Since a little while -say a year and a half or so- I teach at regular intervals a course on finding scholarly information with freely available resources on the Web. The course is titled “Searching for Science“. The course material is freely available in one of my Wikis’. The main reason for using a wiki for presenting a course like this, is that linking to examples on the Web works so much more smoothly than using a powerpoint instead.
With regards to the course today, a small group attended. 4 researchers and 5 (mostly) international students. A nice mix. I really enjoyed it, and I think they did as well. Well at least they gave me a really positive evaluation.
During the course I spend about three quarters of the morning, say a littel over 2 hours, on general search tactics. Search engines and their commands, Web directories and the Deep Web. During the evaluation I always get the feedback that just some plain Google commands and search tips receive the most Brownie points. What’s always interesting is an exercise where we compare the coverage of scholarly search engines plus Live Academic on retrieving a known article from an OA repository in the Netherlands. I always ask the students to do the search with the full title of an article and repeat the exercise with a sentence from the discussion part of the article. It is always interesting to see the outcome of this exercise. As usual Live Academic failed entirely. Google Scholar did reasonbaly well on both, but today Scirus and Scientific Commons only worked with the title words. These outcomes can be different again tomorrow. It is always difficult to explain these outcomes.
Meanwhile I find some real gratification in the fact to point my students to some of the OA discussions as well, whilst covering collections of OA journals, Repositories or mentioning Open Course Ware sources.
On most occasions the participants are entirely new to some of de Science 2.0 developments.

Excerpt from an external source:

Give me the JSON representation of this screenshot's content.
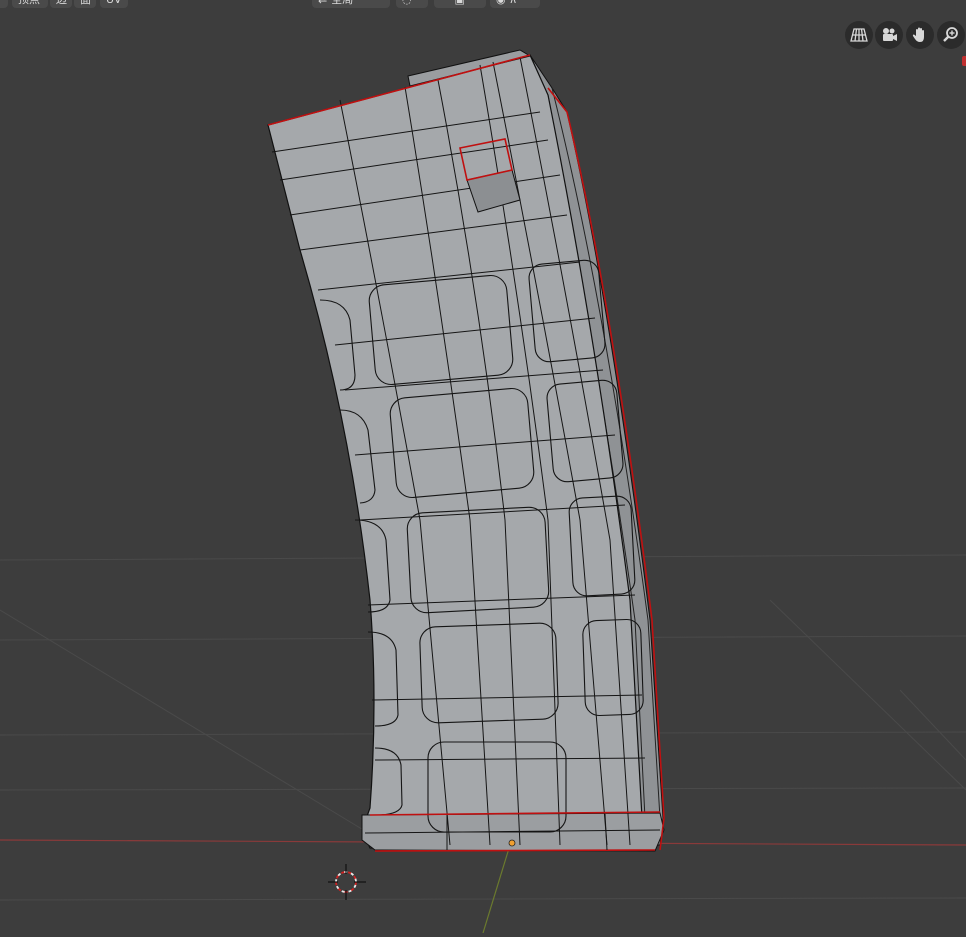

RSS? never heard off. So I introduce them to Bloglines, Netvibes and Google Reader. Show them something about scholarly blogs, social bookmarking for scientists or Digg.
We do actually have a course on Science 2.0 in the planning for somewhere in April. Needs still a lot of developing though. But it will be interesting.